START RECORD EXTRACTS

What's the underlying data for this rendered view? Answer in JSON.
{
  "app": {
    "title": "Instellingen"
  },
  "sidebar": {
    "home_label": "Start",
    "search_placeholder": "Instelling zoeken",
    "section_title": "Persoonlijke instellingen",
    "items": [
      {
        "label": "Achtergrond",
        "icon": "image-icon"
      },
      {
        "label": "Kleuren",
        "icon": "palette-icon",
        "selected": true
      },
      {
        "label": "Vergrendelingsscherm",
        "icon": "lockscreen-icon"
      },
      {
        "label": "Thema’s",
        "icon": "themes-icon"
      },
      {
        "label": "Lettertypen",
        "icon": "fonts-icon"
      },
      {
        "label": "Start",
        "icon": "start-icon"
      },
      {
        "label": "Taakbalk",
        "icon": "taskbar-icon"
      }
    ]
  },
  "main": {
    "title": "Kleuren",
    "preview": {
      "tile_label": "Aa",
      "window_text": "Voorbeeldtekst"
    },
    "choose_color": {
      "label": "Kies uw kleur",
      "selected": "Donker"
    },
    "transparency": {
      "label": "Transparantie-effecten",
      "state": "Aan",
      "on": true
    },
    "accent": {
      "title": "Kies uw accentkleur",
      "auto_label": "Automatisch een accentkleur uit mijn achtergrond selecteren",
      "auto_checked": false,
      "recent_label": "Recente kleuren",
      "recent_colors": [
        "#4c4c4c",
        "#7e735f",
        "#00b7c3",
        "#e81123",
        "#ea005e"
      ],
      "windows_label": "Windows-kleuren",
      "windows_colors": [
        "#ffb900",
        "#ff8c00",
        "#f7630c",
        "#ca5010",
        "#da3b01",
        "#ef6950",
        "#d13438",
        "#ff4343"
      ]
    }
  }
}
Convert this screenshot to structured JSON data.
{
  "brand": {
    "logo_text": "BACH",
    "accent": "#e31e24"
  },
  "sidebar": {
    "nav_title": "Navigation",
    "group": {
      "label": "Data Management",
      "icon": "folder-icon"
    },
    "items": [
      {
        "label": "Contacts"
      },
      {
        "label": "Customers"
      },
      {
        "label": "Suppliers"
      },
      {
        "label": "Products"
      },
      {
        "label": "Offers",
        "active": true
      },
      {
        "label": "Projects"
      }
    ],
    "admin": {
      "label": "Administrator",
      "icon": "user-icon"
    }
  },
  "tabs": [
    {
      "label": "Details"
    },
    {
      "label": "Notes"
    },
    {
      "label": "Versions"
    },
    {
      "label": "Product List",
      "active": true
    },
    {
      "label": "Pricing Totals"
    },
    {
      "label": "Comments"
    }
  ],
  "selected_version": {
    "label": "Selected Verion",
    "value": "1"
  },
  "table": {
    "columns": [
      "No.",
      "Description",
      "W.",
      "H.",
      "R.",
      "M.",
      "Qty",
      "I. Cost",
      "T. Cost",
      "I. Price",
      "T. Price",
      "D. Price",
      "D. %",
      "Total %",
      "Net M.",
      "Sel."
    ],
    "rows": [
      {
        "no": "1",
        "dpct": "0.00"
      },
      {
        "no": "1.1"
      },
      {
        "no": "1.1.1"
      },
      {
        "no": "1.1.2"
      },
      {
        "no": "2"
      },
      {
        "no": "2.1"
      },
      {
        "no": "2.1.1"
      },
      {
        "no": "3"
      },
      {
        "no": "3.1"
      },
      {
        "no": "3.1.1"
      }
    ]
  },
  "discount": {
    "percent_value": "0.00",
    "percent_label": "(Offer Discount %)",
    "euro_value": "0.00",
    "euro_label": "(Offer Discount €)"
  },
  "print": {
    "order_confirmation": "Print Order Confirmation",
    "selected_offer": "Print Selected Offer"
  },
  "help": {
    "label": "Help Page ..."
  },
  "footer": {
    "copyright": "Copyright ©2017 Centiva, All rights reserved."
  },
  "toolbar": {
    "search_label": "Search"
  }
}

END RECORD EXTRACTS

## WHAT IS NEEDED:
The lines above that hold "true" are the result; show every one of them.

## RESPONSE TO THE EXERCISE:
        "selected": true
      "on": true
        "active": true
      "active": true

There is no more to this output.